- The Environmental Protection Agency has proposed a Significant New Use Rule (SNUR) that would allow the use of asbestos in certain building materials and other products on a case-by-case basis. The EPA is taking public comment on the rule through Aug. 10.
- The "significant new use" in the rule refers to manufacturing and other processes where asbestos is not currently in use — including but not limited to adhesives, sealants, roof and non-roof coatings; extruded sealant tape and other tape; high-grade electrical paper; millboard; pipeline wrap; reinforced plastics; roofing felt; asbestos floor tile and any other building material other than cement, according to the agency's notice in the Federal Register. The use is considered new if initiated after Aug. 25, 1989. If authorized, the new rule would allow manufacturers to include asbestos in these products if they give the EPA 90 days' notice prior to beginning the manufacturing process and pass an agency review. That review could include a determination as to whether the new use poses an unreasonable risk.
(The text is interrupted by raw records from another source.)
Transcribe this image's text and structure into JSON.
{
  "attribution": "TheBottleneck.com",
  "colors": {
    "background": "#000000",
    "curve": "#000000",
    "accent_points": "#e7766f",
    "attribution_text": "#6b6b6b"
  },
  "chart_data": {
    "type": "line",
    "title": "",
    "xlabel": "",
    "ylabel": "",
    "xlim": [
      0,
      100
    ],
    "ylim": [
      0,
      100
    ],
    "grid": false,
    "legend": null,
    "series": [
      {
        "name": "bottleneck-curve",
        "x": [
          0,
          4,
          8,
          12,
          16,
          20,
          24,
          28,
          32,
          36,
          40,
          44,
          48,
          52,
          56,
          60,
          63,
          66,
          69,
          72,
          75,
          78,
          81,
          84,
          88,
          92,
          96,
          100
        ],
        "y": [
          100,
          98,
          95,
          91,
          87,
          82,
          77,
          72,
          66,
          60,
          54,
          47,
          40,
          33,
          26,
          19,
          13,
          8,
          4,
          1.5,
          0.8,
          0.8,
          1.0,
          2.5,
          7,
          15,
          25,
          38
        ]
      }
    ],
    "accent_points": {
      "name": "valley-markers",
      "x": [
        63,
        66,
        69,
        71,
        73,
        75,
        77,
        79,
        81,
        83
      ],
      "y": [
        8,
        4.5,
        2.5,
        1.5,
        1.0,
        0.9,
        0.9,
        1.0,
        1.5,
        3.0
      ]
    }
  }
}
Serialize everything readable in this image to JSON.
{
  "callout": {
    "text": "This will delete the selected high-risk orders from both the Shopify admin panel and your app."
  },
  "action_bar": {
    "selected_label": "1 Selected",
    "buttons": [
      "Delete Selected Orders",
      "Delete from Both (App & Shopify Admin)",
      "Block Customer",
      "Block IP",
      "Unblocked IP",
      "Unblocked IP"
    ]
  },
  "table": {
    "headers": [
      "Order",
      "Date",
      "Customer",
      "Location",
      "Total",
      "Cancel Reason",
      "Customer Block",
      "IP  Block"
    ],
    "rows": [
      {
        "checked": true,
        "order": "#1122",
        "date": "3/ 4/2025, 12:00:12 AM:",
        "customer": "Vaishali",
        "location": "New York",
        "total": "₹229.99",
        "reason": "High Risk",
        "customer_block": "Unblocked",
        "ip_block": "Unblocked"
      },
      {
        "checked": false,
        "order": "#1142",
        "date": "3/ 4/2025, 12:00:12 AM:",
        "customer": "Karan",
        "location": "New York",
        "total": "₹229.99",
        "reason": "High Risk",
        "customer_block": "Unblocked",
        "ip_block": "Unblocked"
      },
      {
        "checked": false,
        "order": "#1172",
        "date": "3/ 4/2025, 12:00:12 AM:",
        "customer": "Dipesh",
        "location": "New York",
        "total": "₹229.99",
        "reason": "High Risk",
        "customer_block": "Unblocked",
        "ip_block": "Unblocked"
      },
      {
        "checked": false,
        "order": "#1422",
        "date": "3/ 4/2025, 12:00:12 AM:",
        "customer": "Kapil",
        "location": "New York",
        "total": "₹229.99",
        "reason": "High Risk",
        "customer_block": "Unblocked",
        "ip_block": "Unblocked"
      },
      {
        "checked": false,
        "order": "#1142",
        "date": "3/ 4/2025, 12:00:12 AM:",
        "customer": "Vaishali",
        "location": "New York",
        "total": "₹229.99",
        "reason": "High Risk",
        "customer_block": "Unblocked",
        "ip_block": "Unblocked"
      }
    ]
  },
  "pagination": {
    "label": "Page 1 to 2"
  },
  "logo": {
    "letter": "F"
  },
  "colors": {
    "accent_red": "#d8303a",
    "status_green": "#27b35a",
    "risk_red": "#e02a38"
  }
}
- Contrary to what some might believe, many materials and products made with asbestos are not forbidden in the U.S., even though the EPA acknowledges the material has been associated with lung cancer, mesothelioma and asbestosis. The agency did issue a rule in 1989 banning a number of asbestos-containing products, but an appeals court vacated that rule in 1991, overturning most of the ban, with the exception of corrugated paper, rollboard, commercial paper, specialty paper and flooring felt.
There seems to be a trend toward less EPA oversight of asbestos and other potentially toxic chemicals. In October, the agency decided to forego the congressionally mandated review of asbestos-containing material installed between 1970 and 2016, as well as that of flame retardants and other toxic substances in favor of a more limited examination of those products during the manufacturing process. Former EPA chief Scott Pruitt said the review ordered by Congress fell outside of the agency's original mandate, but critics accused the Trump administration of trying to placate the chemical industry.
President Donald Trump's administration has also leaned toward bypassing environmental regulations when it comes to work on the border wall between the U.S. and Mexico. The Department of Homeland Security published a notice at the beginning of the year stating its intent to waive several historic preservation and environmental laws like the Clean Air Act in order to speed up a section of wall construction at the Santa Teresa border crossing in New Mexico. The DHS claimed there was an immediate need for a planned vehicle barrier replacement and bollard wall as the area saw high levels of illegal entry, some of it associated with drug trafficking.